Now if the HSBA had a Tonstant Weader category, maybe I'd have more to say. This week I've been working on lectures by Sir Arthur Quiller-Couch ("Q") that I've been trying to finish for way too long (the footer on my printout of the first few confesses a date of two years ago). Like Helene Hanff, I find Q's writing forces me to go slowly, but I'm determined to finish, eventually. I also re-read an essay by Gene Veith, and one of my favourite posts I had printed out from Coffee, Tea, Books and Me. They all tie in together somewhat.
So what have you all been doing in November? Writing a novel in one month? Growing a moustache? Planning Advent observances? Planning an awesome first birthday party? Sending family members off on a very important mission?

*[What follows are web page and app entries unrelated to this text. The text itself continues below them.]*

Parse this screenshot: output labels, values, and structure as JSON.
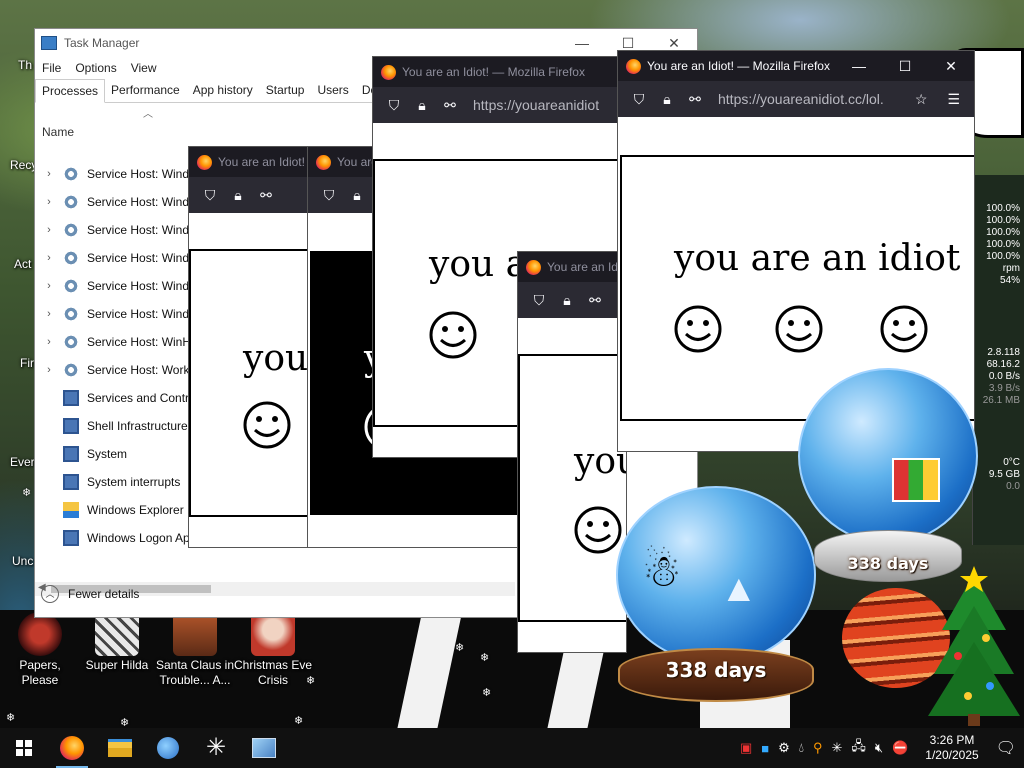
{
  "desktop": {
    "icons": [
      {
        "label": "Papers, Please"
      },
      {
        "label": "Super Hilda"
      },
      {
        "label": "Santa Claus in Trouble... A..."
      },
      {
        "label": "Christmas Eve Crisis"
      }
    ],
    "edge_labels": [
      "Th",
      "Recy",
      "Act",
      "Fir",
      "Ever",
      "Unc"
    ]
  },
  "task_manager": {
    "title": "Task Manager",
    "menu": [
      "File",
      "Options",
      "View"
    ],
    "tabs": [
      "Processes",
      "Performance",
      "App history",
      "Startup",
      "Users",
      "Deta"
    ],
    "active_tab": "Processes",
    "column_name": "Name",
    "rows": [
      {
        "name": "Service Host: Windo",
        "icon": "gear-icon",
        "expandable": true
      },
      {
        "name": "Service Host: Windo",
        "icon": "gear-icon",
        "expandable": true
      },
      {
        "name": "Service Host: Windo",
        "icon": "gear-icon",
        "expandable": true
      },
      {
        "name": "Service Host: Windo",
        "icon": "gear-icon",
        "expandable": true
      },
      {
        "name": "Service Host: Windo",
        "icon": "gear-icon",
        "expandable": true
      },
      {
        "name": "Service Host: Windo",
        "icon": "gear-icon",
        "expandable": true
      },
      {
        "name": "Service Host: WinHT",
        "icon": "gear-icon",
        "expandable": true
      },
      {
        "name": "Service Host: Works",
        "icon": "gear-icon",
        "expandable": true
      },
      {
        "name": "Services and Contro",
        "icon": "service-icon",
        "expandable": false
      },
      {
        "name": "Shell Infrastructure",
        "icon": "service-icon",
        "expandable": false
      },
      {
        "name": "System",
        "icon": "service-icon",
        "expandable": false
      },
      {
        "name": "System interrupts",
        "icon": "service-icon",
        "expandable": false
      },
      {
        "name": "Windows Explorer",
        "icon": "explorer-icon",
        "expandable": false
      },
      {
        "name": "Windows Logon Ap",
        "icon": "service-icon",
        "expandable": false
      }
    ],
    "fewer_details": "Fewer details"
  },
  "firefox_windows": [
    {
      "title": "You are an Idiot! —",
      "url": "",
      "page_text": "you",
      "page_text_2": ""
    },
    {
      "title": "You are",
      "url": "",
      "page_text": "y",
      "page_text_2": ""
    },
    {
      "title": "You are an Idiot! — Mozilla Firefox",
      "url": "https://youareanidiot",
      "page_text": "you a",
      "page_text_2": ""
    },
    {
      "title": "You are an Idiot",
      "url": "",
      "page_text": "you are an idio",
      "page_text_2": ""
    },
    {
      "title": "You are an Idiot! — Mozilla Firefox",
      "url": "https://youareanidiot.cc/lol.",
      "page_text": "you are an idiot",
      "page_text_2": ""
    }
  ],
  "system_monitor": [
    "100.0%",
    "100.0%",
    "100.0%",
    "100.0%",
    "100.0%",
    "rpm",
    "54%",
    "2.8.118",
    "68.16.2",
    "0.0 B/s",
    "3.9 B/s",
    "26.1 MB",
    "0°C",
    "9.5 GB",
    "0.0"
  ],
  "snow_globes": [
    {
      "days": "338 days"
    },
    {
      "days": "338 days"
    }
  ],
  "taskbar": {
    "pinned": [
      "firefox-icon",
      "file-explorer-icon",
      "app-icon",
      "snowflake-icon",
      "control-panel-icon"
    ],
    "time": "3:26 PM",
    "date": "1/20/2025"
  }
}
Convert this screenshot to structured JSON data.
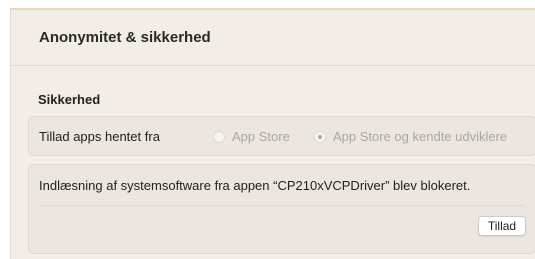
{
  "header": {
    "title": "Anonymitet & sikkerhed"
  },
  "security": {
    "section_title": "Sikkerhed",
    "allow_apps_label": "Tillad apps hentet fra",
    "options": [
      {
        "label": "App Store",
        "selected": false
      },
      {
        "label": "App Store og kendte udviklere",
        "selected": true
      }
    ],
    "blocked_message": "Indlæsning af systemsoftware fra appen “CP210xVCPDriver” blev blokeret.",
    "allow_button_label": "Tillad"
  },
  "colors": {
    "background": "#f2ede6",
    "panel": "#ebe6df",
    "disabled_text": "#a9a6a2"
  }
}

"C.S. Lewis in his classic essay "On the Reading of Old Books" recommends reading at least one old book for very three new books. This is not because old books are necessarily superior but because every age has its blind spots: "We all, therefore, need the books that will correct the characteristic mistakes of our own period. And that means the old books." To break out of the narrowness of our own time, in which it is assumed that the way people today think is the only way that is possible, we must enter the thought-forms of other ages. These, of course, have errors and narrowness of their own, to which we are less likely to succumb. But in order to transcend the limits of our own day, we must "keep the clean sea breeze of the centuries blowing through our minds, and this can be done only by reading old books.""--Gene Edward Veith, "Flex the Brain"